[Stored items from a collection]
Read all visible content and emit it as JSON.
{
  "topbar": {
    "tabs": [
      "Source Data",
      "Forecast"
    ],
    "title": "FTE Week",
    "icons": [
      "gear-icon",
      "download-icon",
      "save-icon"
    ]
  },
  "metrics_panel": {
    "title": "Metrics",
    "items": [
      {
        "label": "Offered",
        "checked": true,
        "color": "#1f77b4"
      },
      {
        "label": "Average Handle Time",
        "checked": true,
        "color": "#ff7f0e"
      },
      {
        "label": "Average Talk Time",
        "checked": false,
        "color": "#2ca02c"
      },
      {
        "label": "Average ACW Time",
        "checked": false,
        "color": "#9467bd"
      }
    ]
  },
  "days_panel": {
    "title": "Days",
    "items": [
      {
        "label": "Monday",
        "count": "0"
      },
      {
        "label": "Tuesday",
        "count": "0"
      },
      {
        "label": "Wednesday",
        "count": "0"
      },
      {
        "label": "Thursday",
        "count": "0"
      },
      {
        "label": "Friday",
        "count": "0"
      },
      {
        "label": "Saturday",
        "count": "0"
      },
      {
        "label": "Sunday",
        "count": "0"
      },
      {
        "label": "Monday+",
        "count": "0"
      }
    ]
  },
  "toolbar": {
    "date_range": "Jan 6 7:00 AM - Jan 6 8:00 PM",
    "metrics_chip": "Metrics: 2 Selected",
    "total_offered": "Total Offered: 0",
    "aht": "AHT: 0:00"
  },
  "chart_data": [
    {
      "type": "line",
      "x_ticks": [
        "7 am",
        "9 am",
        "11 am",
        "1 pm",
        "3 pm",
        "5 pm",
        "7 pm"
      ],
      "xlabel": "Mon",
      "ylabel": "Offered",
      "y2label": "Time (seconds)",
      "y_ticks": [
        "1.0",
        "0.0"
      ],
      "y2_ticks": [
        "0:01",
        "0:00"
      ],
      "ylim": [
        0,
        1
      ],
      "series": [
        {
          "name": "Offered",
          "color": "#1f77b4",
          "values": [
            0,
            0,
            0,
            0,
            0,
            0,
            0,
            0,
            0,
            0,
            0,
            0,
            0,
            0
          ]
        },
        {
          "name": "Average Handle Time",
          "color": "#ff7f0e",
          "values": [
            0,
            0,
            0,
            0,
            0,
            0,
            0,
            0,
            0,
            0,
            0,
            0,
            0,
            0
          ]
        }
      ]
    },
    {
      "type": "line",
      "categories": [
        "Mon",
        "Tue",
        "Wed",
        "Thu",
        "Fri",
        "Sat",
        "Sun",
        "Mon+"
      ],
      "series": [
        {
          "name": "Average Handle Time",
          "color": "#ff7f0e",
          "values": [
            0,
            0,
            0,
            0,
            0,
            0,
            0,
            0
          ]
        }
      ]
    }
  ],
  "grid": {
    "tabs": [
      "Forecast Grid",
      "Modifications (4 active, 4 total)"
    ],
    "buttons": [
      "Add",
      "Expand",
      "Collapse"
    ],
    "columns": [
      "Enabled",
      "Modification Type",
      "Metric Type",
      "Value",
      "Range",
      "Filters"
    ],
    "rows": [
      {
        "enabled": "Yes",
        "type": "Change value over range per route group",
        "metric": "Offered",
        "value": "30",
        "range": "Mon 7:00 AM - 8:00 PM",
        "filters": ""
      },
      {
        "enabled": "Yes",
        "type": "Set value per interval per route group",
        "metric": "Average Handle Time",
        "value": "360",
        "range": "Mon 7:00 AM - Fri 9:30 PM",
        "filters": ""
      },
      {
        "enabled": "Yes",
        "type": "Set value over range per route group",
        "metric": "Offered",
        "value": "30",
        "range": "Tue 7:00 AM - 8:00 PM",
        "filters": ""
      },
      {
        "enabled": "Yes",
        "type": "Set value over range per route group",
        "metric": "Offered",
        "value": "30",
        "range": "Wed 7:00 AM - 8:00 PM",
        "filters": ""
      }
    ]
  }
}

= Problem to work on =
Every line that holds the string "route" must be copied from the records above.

= The completed task =
        "type": "Change value over range per route group",
        "type": "Set value per interval per route group",
        "type": "Set value over range per route group",
        "type": "Set value over range per route group",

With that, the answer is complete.